** Opening SUPPLIED ENTRIES block **
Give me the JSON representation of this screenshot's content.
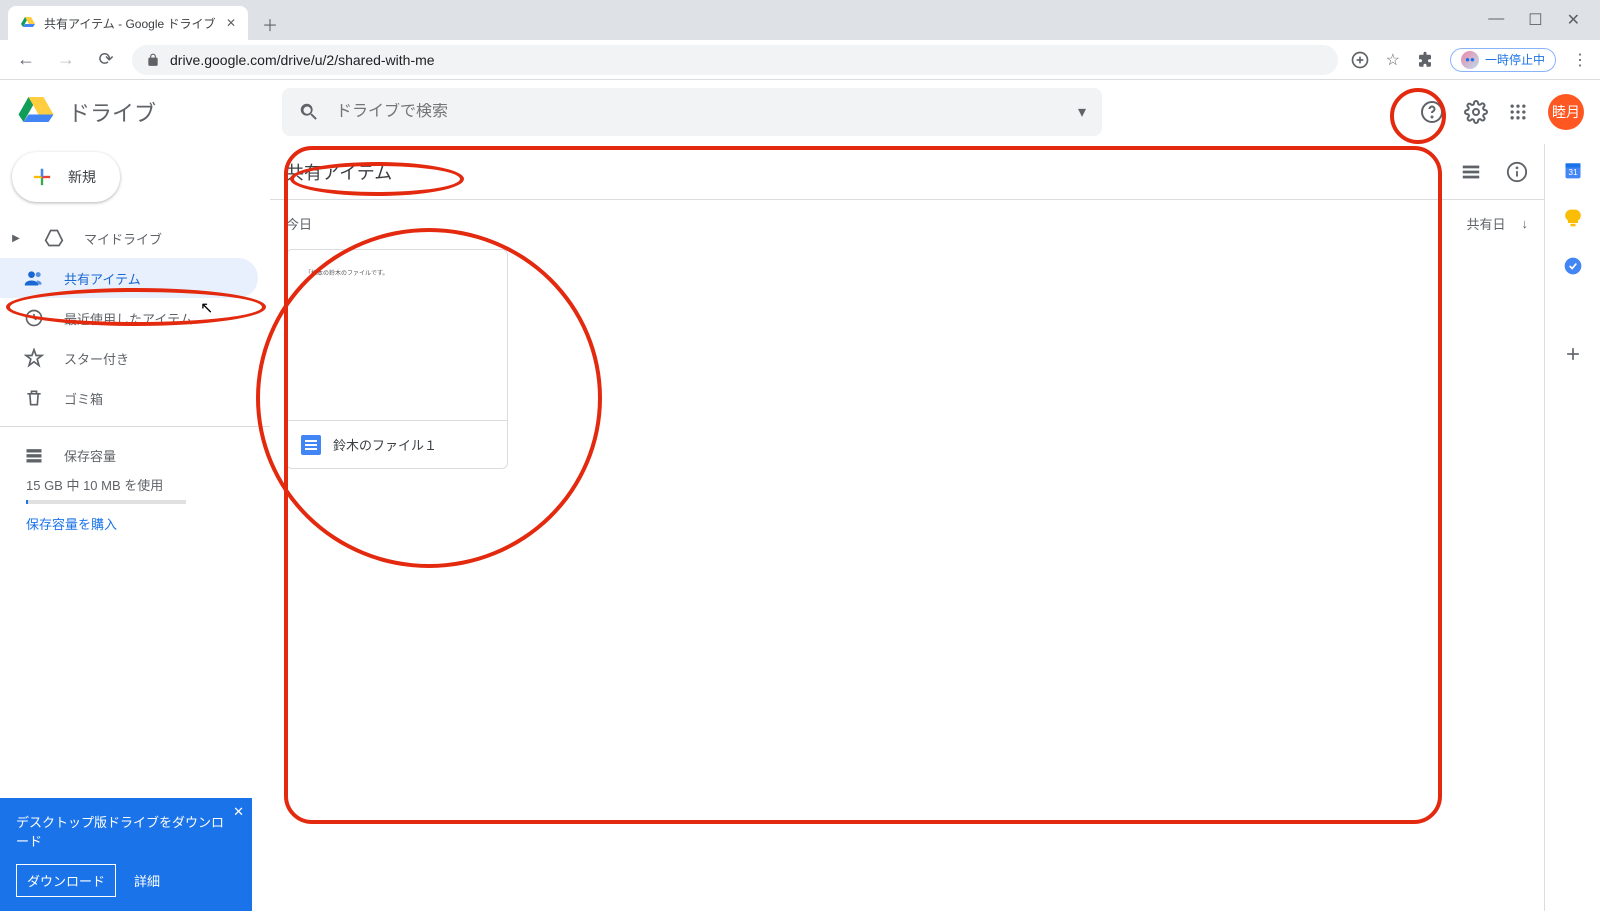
{
  "browser": {
    "tab_title": "共有アイテム - Google ドライブ",
    "url_display": "drive.google.com/drive/u/2/shared-with-me",
    "paused_label": "一時停止中"
  },
  "header": {
    "product_name": "ドライブ",
    "search_placeholder": "ドライブで検索",
    "avatar_text": "睦月"
  },
  "sidebar": {
    "new_button": "新規",
    "items": [
      {
        "label": "マイドライブ",
        "icon": "drive"
      },
      {
        "label": "共有アイテム",
        "icon": "people"
      },
      {
        "label": "最近使用したアイテム",
        "icon": "clock"
      },
      {
        "label": "スター付き",
        "icon": "star"
      },
      {
        "label": "ゴミ箱",
        "icon": "trash"
      }
    ],
    "storage_label": "保存容量",
    "storage_text": "15 GB 中 10 MB を使用",
    "buy_storage": "保存容量を購入",
    "promo_text": "デスクトップ版ドライブをダウンロード",
    "promo_download": "ダウンロード",
    "promo_detail": "詳細"
  },
  "main": {
    "title": "共有アイテム",
    "section": "今日",
    "sort_label": "共有日",
    "files": [
      {
        "name": "鈴木のファイル１",
        "thumb_text": "「様本の鈴木のファイルです。"
      }
    ]
  },
  "side_panel_icons": [
    "calendar",
    "keep",
    "tasks",
    "plus"
  ]
}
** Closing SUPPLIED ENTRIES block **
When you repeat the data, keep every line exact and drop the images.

* **YOUR SOLUTION**
Give me the JSON representation of this screenshot's content.
{
  "browser": {
    "tab_title": "共有アイテム - Google ドライブ",
    "url_display": "drive.google.com/drive/u/2/shared-with-me",
    "paused_label": "一時停止中"
  },
  "header": {
    "product_name": "ドライブ",
    "search_placeholder": "ドライブで検索",
    "avatar_text": "睦月"
  },
  "sidebar": {
    "new_button": "新規",
    "items": [
      {
        "label": "マイドライブ",
        "icon": "drive"
      },
      {
        "label": "共有アイテム",
        "icon": "people"
      },
      {
        "label": "最近使用したアイテム",
        "icon": "clock"
      },
      {
        "label": "スター付き",
        "icon": "star"
      },
      {
        "label": "ゴミ箱",
        "icon": "trash"
      }
    ],
    "storage_label": "保存容量",
    "storage_text": "15 GB 中 10 MB を使用",
    "buy_storage": "保存容量を購入",
    "promo_text": "デスクトップ版ドライブをダウンロード",
    "promo_download": "ダウンロード",
    "promo_detail": "詳細"
  },
  "main": {
    "title": "共有アイテム",
    "section": "今日",
    "sort_label": "共有日",
    "files": [
      {
        "name": "鈴木のファイル１",
        "thumb_text": "「様本の鈴木のファイルです。"
      }
    ]
  },
  "side_panel_icons": [
    "calendar",
    "keep",
    "tasks",
    "plus"
  ]
}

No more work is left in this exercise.